By Shawn “Shaggy” Bolker
My passion for waterfalls dates back to when I was only four years old. I recall driving into Yosemite National Park on a rainy spring day and instantly being amazed by the countless roaring waterfalls that seemed to appear around every corner! One that stood out to me in particular was Bridal Veil Falls. I recall being floored by its towering plunge — nothing moved me quite like that before. The waterfall was just so magnetic, majestic and sublime. Also, the cliffs that surrounded it rose so high and steeply into the clouds that I could not see their summit. It seemed like the cliffs were rising to the heavens and the waterfall was pouring down from them. I loved their vigor and the sense of discovery I felt every time I saw a new waterfall. That sense of excitement and discovery remains to this day!

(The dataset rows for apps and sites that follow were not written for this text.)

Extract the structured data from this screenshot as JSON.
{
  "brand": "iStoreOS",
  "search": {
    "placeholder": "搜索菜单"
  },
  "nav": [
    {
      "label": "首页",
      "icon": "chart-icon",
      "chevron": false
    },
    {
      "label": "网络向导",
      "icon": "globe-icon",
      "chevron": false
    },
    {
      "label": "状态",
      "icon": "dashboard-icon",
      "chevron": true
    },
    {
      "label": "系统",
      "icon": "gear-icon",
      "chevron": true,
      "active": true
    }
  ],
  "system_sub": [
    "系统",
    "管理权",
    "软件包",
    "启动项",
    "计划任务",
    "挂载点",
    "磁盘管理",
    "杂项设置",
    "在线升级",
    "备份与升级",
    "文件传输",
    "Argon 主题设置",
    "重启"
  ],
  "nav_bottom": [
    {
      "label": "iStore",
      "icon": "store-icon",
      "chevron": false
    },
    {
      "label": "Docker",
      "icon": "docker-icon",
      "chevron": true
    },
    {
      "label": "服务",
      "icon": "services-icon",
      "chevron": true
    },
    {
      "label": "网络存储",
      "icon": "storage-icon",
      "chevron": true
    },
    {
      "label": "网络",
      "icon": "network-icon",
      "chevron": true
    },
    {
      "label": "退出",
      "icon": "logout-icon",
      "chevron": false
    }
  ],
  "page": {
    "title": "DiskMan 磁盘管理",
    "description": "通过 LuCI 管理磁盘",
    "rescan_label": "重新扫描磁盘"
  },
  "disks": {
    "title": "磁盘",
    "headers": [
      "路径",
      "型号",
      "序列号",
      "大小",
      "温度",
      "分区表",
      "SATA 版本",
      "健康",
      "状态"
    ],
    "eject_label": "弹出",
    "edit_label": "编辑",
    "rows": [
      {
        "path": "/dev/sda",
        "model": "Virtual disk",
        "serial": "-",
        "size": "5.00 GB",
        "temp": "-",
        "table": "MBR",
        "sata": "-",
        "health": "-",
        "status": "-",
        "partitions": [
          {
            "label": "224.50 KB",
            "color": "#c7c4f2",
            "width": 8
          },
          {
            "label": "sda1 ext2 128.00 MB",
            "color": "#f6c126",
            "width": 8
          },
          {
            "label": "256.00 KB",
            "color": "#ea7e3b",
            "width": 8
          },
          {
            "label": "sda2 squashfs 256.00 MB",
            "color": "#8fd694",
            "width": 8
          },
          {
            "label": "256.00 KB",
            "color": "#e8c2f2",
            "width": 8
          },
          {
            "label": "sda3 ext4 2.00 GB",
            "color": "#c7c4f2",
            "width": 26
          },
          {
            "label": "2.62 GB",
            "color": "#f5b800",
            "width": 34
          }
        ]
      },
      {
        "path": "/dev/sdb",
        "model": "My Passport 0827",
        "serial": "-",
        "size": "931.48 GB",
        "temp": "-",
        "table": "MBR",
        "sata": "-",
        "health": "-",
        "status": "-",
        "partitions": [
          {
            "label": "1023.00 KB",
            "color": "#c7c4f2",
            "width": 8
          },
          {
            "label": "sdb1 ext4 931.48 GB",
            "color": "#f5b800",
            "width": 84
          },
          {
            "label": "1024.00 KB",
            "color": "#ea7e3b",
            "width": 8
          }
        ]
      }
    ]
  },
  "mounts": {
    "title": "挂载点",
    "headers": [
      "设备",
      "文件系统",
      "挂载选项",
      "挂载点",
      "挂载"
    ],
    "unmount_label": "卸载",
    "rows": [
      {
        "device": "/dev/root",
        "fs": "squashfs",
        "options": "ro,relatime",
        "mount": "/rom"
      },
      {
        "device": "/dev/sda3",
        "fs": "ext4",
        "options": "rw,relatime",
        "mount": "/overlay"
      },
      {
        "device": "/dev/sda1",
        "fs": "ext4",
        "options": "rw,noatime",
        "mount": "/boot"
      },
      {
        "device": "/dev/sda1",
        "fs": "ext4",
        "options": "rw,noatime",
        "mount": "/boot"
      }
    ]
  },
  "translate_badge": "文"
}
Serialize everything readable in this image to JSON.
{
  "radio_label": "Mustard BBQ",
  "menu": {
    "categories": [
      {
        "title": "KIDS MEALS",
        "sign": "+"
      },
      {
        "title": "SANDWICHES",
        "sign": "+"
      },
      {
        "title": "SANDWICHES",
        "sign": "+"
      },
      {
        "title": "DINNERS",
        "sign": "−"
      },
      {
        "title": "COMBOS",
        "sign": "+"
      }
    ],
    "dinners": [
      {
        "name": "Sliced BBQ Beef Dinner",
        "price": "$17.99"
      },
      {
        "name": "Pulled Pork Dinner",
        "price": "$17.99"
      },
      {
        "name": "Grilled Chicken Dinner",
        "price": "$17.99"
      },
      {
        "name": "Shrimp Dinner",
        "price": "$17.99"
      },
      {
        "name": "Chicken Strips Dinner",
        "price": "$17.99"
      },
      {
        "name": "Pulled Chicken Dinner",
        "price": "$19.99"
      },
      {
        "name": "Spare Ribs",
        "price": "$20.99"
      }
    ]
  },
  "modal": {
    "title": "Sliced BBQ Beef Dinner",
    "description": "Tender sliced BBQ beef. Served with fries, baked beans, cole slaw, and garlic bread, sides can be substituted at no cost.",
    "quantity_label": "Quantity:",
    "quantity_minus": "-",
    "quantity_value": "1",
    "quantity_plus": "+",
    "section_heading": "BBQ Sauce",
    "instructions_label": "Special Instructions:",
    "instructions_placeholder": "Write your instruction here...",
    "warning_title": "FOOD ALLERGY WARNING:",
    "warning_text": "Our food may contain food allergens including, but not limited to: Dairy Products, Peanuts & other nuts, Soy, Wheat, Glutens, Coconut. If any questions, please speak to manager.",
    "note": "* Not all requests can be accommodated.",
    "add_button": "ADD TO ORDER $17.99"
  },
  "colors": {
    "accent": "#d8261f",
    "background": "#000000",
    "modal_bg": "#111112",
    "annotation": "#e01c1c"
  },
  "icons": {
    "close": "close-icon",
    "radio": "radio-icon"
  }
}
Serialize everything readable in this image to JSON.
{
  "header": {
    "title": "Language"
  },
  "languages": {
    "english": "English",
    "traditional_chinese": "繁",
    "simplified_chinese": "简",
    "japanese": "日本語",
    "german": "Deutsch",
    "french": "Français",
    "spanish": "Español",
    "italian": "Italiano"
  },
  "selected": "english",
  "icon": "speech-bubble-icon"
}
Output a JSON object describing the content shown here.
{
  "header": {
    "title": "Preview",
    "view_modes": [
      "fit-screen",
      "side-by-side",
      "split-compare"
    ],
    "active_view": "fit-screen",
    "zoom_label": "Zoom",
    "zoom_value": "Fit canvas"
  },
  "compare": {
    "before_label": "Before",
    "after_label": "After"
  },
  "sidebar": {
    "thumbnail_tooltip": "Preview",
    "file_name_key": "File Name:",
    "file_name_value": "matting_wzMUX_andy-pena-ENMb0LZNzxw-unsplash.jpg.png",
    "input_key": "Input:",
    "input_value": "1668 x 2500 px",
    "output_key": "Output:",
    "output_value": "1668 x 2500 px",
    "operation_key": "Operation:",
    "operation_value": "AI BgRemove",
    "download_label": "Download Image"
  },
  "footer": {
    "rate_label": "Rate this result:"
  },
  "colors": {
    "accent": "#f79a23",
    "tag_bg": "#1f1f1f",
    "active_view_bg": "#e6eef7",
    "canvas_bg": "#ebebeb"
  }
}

Waterfalls are miraculous, dynamic, unique sites that are quite unlike anything else in the world. Standing beneath a towering waterfall is a sublime and incomparable sensory experience.
From the picturesque sight of falling whitewater to the invigorating (and sometimes overwhelming) feeling of turbulent, drenching mist, a waterfall visit is unlike anything else in the natural world. Waterfalls are one of the only natural features that can virtually come back from the dead. I recall camping in Zion National Park in Utah several years ago and waking up to a towering waterfall that appeared right next our campsite after a rainy night. It was merely a cliff the day before! Witnessing the revival of a waterfall is inspiring and cannot be replicated.
Waterfalls are irresistible; they draw people in. I drove through Yosemite Valley last year to see people literally stop in the middle of the road, get out of their cars and wander towards Yosemite Falls, gazing in awe at its towering plunge.
In the past few years, I have developed a “shaggy” vernacular that was meant, in part, to describe certain aspects of waterfalls in an interesting way. The “shag” started in my latter years of high school and really blossomed after I came to Lewis & Clark. There is no particular reason for this, the progression of “shag” just seemed like the natural thing to do. It has grown to refer to pretty much anything. “Shag” can be a descriptive term referring to something positive, relaxed or good but it can also be used in place of a person’s name. “Hey shag” or “that waterfall is shag.”
Waterfalls can be “shaggy” or “miami.” Miami developed when my friend Phil and I discovered an urban waterfall in San Francisco that is lit up at night with multiple shades of purple and blue. When “miami” is used, it is not in reference to the city in Florida, but to this waterfall in San Francisco. We just started saying “shag” this, “miami” that and it caught on. Many of my friends and even people I don’t know use it now. I’ve overheard it several times around campus, even from professors.
Shag can also be used as an affirmative statement. “Shag shag” means ok. From here, the vernacular expanded to include words like “busted,” “surreal” and “trapped.” None of these have origin stories in particular, they just naturally evolved. Who knows how the shaggy vernacular will grow in the future.
My lifelong passion for falls has not wavered at all upon coming up here to Portland. Waterfalls are my sanctuary — they are endless sources of inspiration and rejuvenation. The countless number of falls here in Oregon and across the border in Washington are miami. They are just waiting to be explored!